Stop me if this sounds familiar.
You had what you thought was an excellent idea for your brand. You spend weeks or even months polishing the designs. Finding the perfect font combinations. Rounded every corner to a 6px radius. Adjusting the drop shadows until everything popped off the screen just right. Spent another few weeks waiting for it to the developers to build it. Finally, you launched the idea into the world.
It didn’t have quite the impact you expected.
It turns out that idea didn’t actually give the people the thing they needed most. …
Ben and Jerry’s Icecream is a beloved household name. But like all big brands, they didn’t start that way. In the mid-1970s, Ben Cohen and Jerry Greenfield opened a small ice-cream shop in Burlington, Vermont. By the 80’s, their small business had spread across the country. Time magazine called it the “best ice cream in America.” Today they still remain one of the top-selling ice cream brands in the world.
So what were the beliefs behind their success?
The idea of profiting off ice-cream wasn’t new. Ice-cream parlours were becoming trendy in major cities in American. …
An important part of the job for any designer is knowing how to work effectively with their tools.
The Sketch community has created countless plugins for you. Sadly, not all plugins are created equal. Having worked with Sketch for the last five years, here are the ones that have most dramatically improved my process.
I’m going to start with the best. And, unfortunately, one of the most expensive. At $45 CAD this one isn’t cheap. But Oh Boy is it powerful. If you’re a fan of keyboard shortcuts, it can radically speed up the way you perform actions in Sketch.

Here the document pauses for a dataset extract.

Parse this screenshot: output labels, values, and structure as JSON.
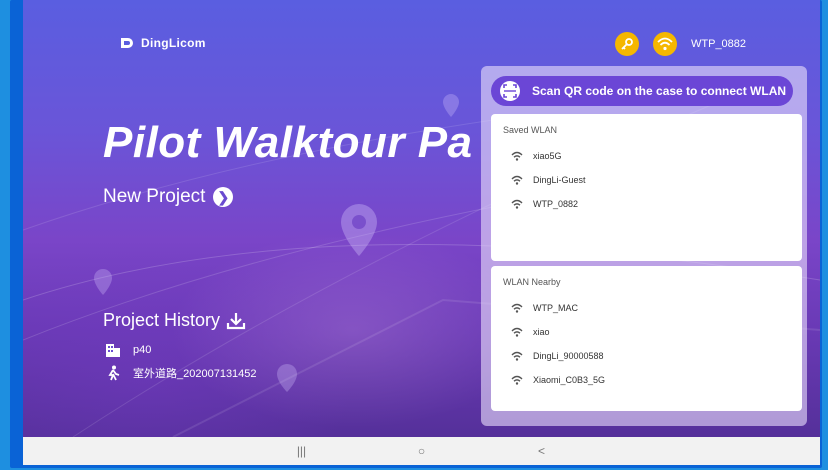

My mentor once told me I shouldn’t be a designer.
Told that designers “see the world in a different way”. Implied I didn’t see the world that way. Told me I didn’t have the talent.
I’m here to tell you…Forget talent.
As humans, we tend to attribute other people’s skills to natural ability, and our own lack of skills to a lack of it. Here are a few examples of things people have assumed I had a natural ability for.
Some of my earliest memories are playing with my mum’s camera on holiday. Shooting awful blurry close-ups of ants on…
Designers love tiny typography. Thin weights, on gorgeous photography. It’s trendy. Trendy, but not cool. Do you know what’s cool? Accessibility is cool. Making your designs clear to all users, regardless of any visual (or other) impairments.
It’s time to stop following trends and start acting cool. 😎
Now, I know accessibility is a much broader topic than typography. A lot of accessibility work is done behind the scenes, tagging images properly, and creating easy access for screen readers, etc, etc. But I’m going to start with the basics. Because I know, as a designer, you care about aesthetics.
When it comes to e-commerce, an image isn’t worth 1000 words. The right image is worth 1000 words. Here are 3 ideas to ensure you’re delivering images that show your customers your product is the right choice for them.
Have you noticed the increasing dominance of human body parts on retail sites? (hands, legs, lips, etc) As well as being a popular trend, there’s a functional reason for that. Size matters. Especially when you don’t know what size something is. Nothing is as disappointing as receiving a product, only to find it was much smaller than you’d imagined. In-scale images…
You need feedback to improve. Yet many of us are afraid of giving or receiving it. We don’t want to offend people. Or feel the pain of criticism from others. Yet it is invaluable for personal growth as a designer, and a team player.
The very first step is to start asking. But asking for feedback often comes with negative connotations. It comes across as criticism — a judgement. People often don’t feel they can speak honestly without repercussion.
Advice, on the other hand, is positive. When you ask for advice, you show vulnerability, allowing others to guide you to…
For those who don’t know — which may well be you, as you’re reading this article — Design Research is a field of research focussed on learning about the people we’re designing for. It aims to expose patterns of behaviour, through iterative hypothesis and experimentation. If you’re a product designer, UX designer, Unicorn, Screen Jedi, or really any type of designer, here’s why it should be part of your process.
If you’re a designer, you probably want to solve problems. Sometimes for yourself. But mostly for the users of some other businesses. Whoever happens to be paying you this month…
Are you looking to understand what a design system is, how it works, and whether it can help your team? Then you’ve come to the right place. Read on for information on how Design Systems can reduce chaos, improve accessibility, and speed up your design team workflow.
A Design System is a collection of reusable components. These components form the key elements of your digital product or service. It acts as a single source of truth for the building blocks of your design, including (but not limited to):
If you love Sketch, then you probably love Sketch symbols 😍. They’re a powerful tool in building scalable, reusable designs.
However, if you’ve ever tried to use InVision Inspect to hand over your designs to the development team, you may have come across this frustrating issue.
You’ve uploaded all your screens, and when you run your final checks in the Inspect tab of InVision and find all the symbols seem locked down. Like this button right here. All you can see is the overall size. Not the colour of the background. Not the text content. Not the font size. Nothing.